● Collection entries
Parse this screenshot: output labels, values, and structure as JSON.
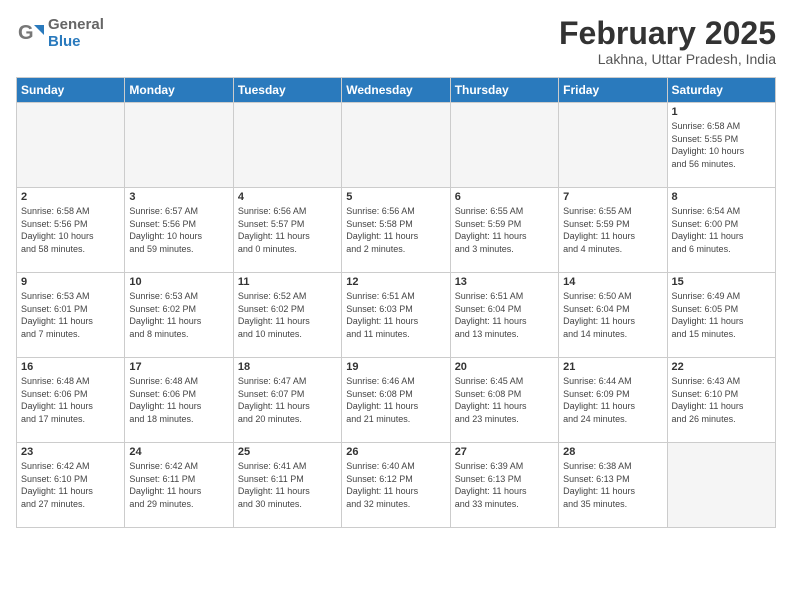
{
  "header": {
    "logo_general": "General",
    "logo_blue": "Blue",
    "month_title": "February 2025",
    "location": "Lakhna, Uttar Pradesh, India"
  },
  "days_of_week": [
    "Sunday",
    "Monday",
    "Tuesday",
    "Wednesday",
    "Thursday",
    "Friday",
    "Saturday"
  ],
  "weeks": [
    [
      {
        "day": "",
        "info": "",
        "empty": true
      },
      {
        "day": "",
        "info": "",
        "empty": true
      },
      {
        "day": "",
        "info": "",
        "empty": true
      },
      {
        "day": "",
        "info": "",
        "empty": true
      },
      {
        "day": "",
        "info": "",
        "empty": true
      },
      {
        "day": "",
        "info": "",
        "empty": true
      },
      {
        "day": "1",
        "info": "Sunrise: 6:58 AM\nSunset: 5:55 PM\nDaylight: 10 hours\nand 56 minutes."
      }
    ],
    [
      {
        "day": "2",
        "info": "Sunrise: 6:58 AM\nSunset: 5:56 PM\nDaylight: 10 hours\nand 58 minutes."
      },
      {
        "day": "3",
        "info": "Sunrise: 6:57 AM\nSunset: 5:56 PM\nDaylight: 10 hours\nand 59 minutes."
      },
      {
        "day": "4",
        "info": "Sunrise: 6:56 AM\nSunset: 5:57 PM\nDaylight: 11 hours\nand 0 minutes."
      },
      {
        "day": "5",
        "info": "Sunrise: 6:56 AM\nSunset: 5:58 PM\nDaylight: 11 hours\nand 2 minutes."
      },
      {
        "day": "6",
        "info": "Sunrise: 6:55 AM\nSunset: 5:59 PM\nDaylight: 11 hours\nand 3 minutes."
      },
      {
        "day": "7",
        "info": "Sunrise: 6:55 AM\nSunset: 5:59 PM\nDaylight: 11 hours\nand 4 minutes."
      },
      {
        "day": "8",
        "info": "Sunrise: 6:54 AM\nSunset: 6:00 PM\nDaylight: 11 hours\nand 6 minutes."
      }
    ],
    [
      {
        "day": "9",
        "info": "Sunrise: 6:53 AM\nSunset: 6:01 PM\nDaylight: 11 hours\nand 7 minutes."
      },
      {
        "day": "10",
        "info": "Sunrise: 6:53 AM\nSunset: 6:02 PM\nDaylight: 11 hours\nand 8 minutes."
      },
      {
        "day": "11",
        "info": "Sunrise: 6:52 AM\nSunset: 6:02 PM\nDaylight: 11 hours\nand 10 minutes."
      },
      {
        "day": "12",
        "info": "Sunrise: 6:51 AM\nSunset: 6:03 PM\nDaylight: 11 hours\nand 11 minutes."
      },
      {
        "day": "13",
        "info": "Sunrise: 6:51 AM\nSunset: 6:04 PM\nDaylight: 11 hours\nand 13 minutes."
      },
      {
        "day": "14",
        "info": "Sunrise: 6:50 AM\nSunset: 6:04 PM\nDaylight: 11 hours\nand 14 minutes."
      },
      {
        "day": "15",
        "info": "Sunrise: 6:49 AM\nSunset: 6:05 PM\nDaylight: 11 hours\nand 15 minutes."
      }
    ],
    [
      {
        "day": "16",
        "info": "Sunrise: 6:48 AM\nSunset: 6:06 PM\nDaylight: 11 hours\nand 17 minutes."
      },
      {
        "day": "17",
        "info": "Sunrise: 6:48 AM\nSunset: 6:06 PM\nDaylight: 11 hours\nand 18 minutes."
      },
      {
        "day": "18",
        "info": "Sunrise: 6:47 AM\nSunset: 6:07 PM\nDaylight: 11 hours\nand 20 minutes."
      },
      {
        "day": "19",
        "info": "Sunrise: 6:46 AM\nSunset: 6:08 PM\nDaylight: 11 hours\nand 21 minutes."
      },
      {
        "day": "20",
        "info": "Sunrise: 6:45 AM\nSunset: 6:08 PM\nDaylight: 11 hours\nand 23 minutes."
      },
      {
        "day": "21",
        "info": "Sunrise: 6:44 AM\nSunset: 6:09 PM\nDaylight: 11 hours\nand 24 minutes."
      },
      {
        "day": "22",
        "info": "Sunrise: 6:43 AM\nSunset: 6:10 PM\nDaylight: 11 hours\nand 26 minutes."
      }
    ],
    [
      {
        "day": "23",
        "info": "Sunrise: 6:42 AM\nSunset: 6:10 PM\nDaylight: 11 hours\nand 27 minutes."
      },
      {
        "day": "24",
        "info": "Sunrise: 6:42 AM\nSunset: 6:11 PM\nDaylight: 11 hours\nand 29 minutes."
      },
      {
        "day": "25",
        "info": "Sunrise: 6:41 AM\nSunset: 6:11 PM\nDaylight: 11 hours\nand 30 minutes."
      },
      {
        "day": "26",
        "info": "Sunrise: 6:40 AM\nSunset: 6:12 PM\nDaylight: 11 hours\nand 32 minutes."
      },
      {
        "day": "27",
        "info": "Sunrise: 6:39 AM\nSunset: 6:13 PM\nDaylight: 11 hours\nand 33 minutes."
      },
      {
        "day": "28",
        "info": "Sunrise: 6:38 AM\nSunset: 6:13 PM\nDaylight: 11 hours\nand 35 minutes."
      },
      {
        "day": "",
        "info": "",
        "empty": true
      }
    ]
  ]
}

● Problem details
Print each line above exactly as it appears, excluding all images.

● Result
Parse this screenshot: output labels, values, and structure as JSON.
{
  "header": {
    "logo_general": "General",
    "logo_blue": "Blue",
    "month_title": "February 2025",
    "location": "Lakhna, Uttar Pradesh, India"
  },
  "days_of_week": [
    "Sunday",
    "Monday",
    "Tuesday",
    "Wednesday",
    "Thursday",
    "Friday",
    "Saturday"
  ],
  "weeks": [
    [
      {
        "day": "",
        "info": "",
        "empty": true
      },
      {
        "day": "",
        "info": "",
        "empty": true
      },
      {
        "day": "",
        "info": "",
        "empty": true
      },
      {
        "day": "",
        "info": "",
        "empty": true
      },
      {
        "day": "",
        "info": "",
        "empty": true
      },
      {
        "day": "",
        "info": "",
        "empty": true
      },
      {
        "day": "1",
        "info": "Sunrise: 6:58 AM\nSunset: 5:55 PM\nDaylight: 10 hours\nand 56 minutes."
      }
    ],
    [
      {
        "day": "2",
        "info": "Sunrise: 6:58 AM\nSunset: 5:56 PM\nDaylight: 10 hours\nand 58 minutes."
      },
      {
        "day": "3",
        "info": "Sunrise: 6:57 AM\nSunset: 5:56 PM\nDaylight: 10 hours\nand 59 minutes."
      },
      {
        "day": "4",
        "info": "Sunrise: 6:56 AM\nSunset: 5:57 PM\nDaylight: 11 hours\nand 0 minutes."
      },
      {
        "day": "5",
        "info": "Sunrise: 6:56 AM\nSunset: 5:58 PM\nDaylight: 11 hours\nand 2 minutes."
      },
      {
        "day": "6",
        "info": "Sunrise: 6:55 AM\nSunset: 5:59 PM\nDaylight: 11 hours\nand 3 minutes."
      },
      {
        "day": "7",
        "info": "Sunrise: 6:55 AM\nSunset: 5:59 PM\nDaylight: 11 hours\nand 4 minutes."
      },
      {
        "day": "8",
        "info": "Sunrise: 6:54 AM\nSunset: 6:00 PM\nDaylight: 11 hours\nand 6 minutes."
      }
    ],
    [
      {
        "day": "9",
        "info": "Sunrise: 6:53 AM\nSunset: 6:01 PM\nDaylight: 11 hours\nand 7 minutes."
      },
      {
        "day": "10",
        "info": "Sunrise: 6:53 AM\nSunset: 6:02 PM\nDaylight: 11 hours\nand 8 minutes."
      },
      {
        "day": "11",
        "info": "Sunrise: 6:52 AM\nSunset: 6:02 PM\nDaylight: 11 hours\nand 10 minutes."
      },
      {
        "day": "12",
        "info": "Sunrise: 6:51 AM\nSunset: 6:03 PM\nDaylight: 11 hours\nand 11 minutes."
      },
      {
        "day": "13",
        "info": "Sunrise: 6:51 AM\nSunset: 6:04 PM\nDaylight: 11 hours\nand 13 minutes."
      },
      {
        "day": "14",
        "info": "Sunrise: 6:50 AM\nSunset: 6:04 PM\nDaylight: 11 hours\nand 14 minutes."
      },
      {
        "day": "15",
        "info": "Sunrise: 6:49 AM\nSunset: 6:05 PM\nDaylight: 11 hours\nand 15 minutes."
      }
    ],
    [
      {
        "day": "16",
        "info": "Sunrise: 6:48 AM\nSunset: 6:06 PM\nDaylight: 11 hours\nand 17 minutes."
      },
      {
        "day": "17",
        "info": "Sunrise: 6:48 AM\nSunset: 6:06 PM\nDaylight: 11 hours\nand 18 minutes."
      },
      {
        "day": "18",
        "info": "Sunrise: 6:47 AM\nSunset: 6:07 PM\nDaylight: 11 hours\nand 20 minutes."
      },
      {
        "day": "19",
        "info": "Sunrise: 6:46 AM\nSunset: 6:08 PM\nDaylight: 11 hours\nand 21 minutes."
      },
      {
        "day": "20",
        "info": "Sunrise: 6:45 AM\nSunset: 6:08 PM\nDaylight: 11 hours\nand 23 minutes."
      },
      {
        "day": "21",
        "info": "Sunrise: 6:44 AM\nSunset: 6:09 PM\nDaylight: 11 hours\nand 24 minutes."
      },
      {
        "day": "22",
        "info": "Sunrise: 6:43 AM\nSunset: 6:10 PM\nDaylight: 11 hours\nand 26 minutes."
      }
    ],
    [
      {
        "day": "23",
        "info": "Sunrise: 6:42 AM\nSunset: 6:10 PM\nDaylight: 11 hours\nand 27 minutes."
      },
      {
        "day": "24",
        "info": "Sunrise: 6:42 AM\nSunset: 6:11 PM\nDaylight: 11 hours\nand 29 minutes."
      },
      {
        "day": "25",
        "info": "Sunrise: 6:41 AM\nSunset: 6:11 PM\nDaylight: 11 hours\nand 30 minutes."
      },
      {
        "day": "26",
        "info": "Sunrise: 6:40 AM\nSunset: 6:12 PM\nDaylight: 11 hours\nand 32 minutes."
      },
      {
        "day": "27",
        "info": "Sunrise: 6:39 AM\nSunset: 6:13 PM\nDaylight: 11 hours\nand 33 minutes."
      },
      {
        "day": "28",
        "info": "Sunrise: 6:38 AM\nSunset: 6:13 PM\nDaylight: 11 hours\nand 35 minutes."
      },
      {
        "day": "",
        "info": "",
        "empty": true
      }
    ]
  ]
}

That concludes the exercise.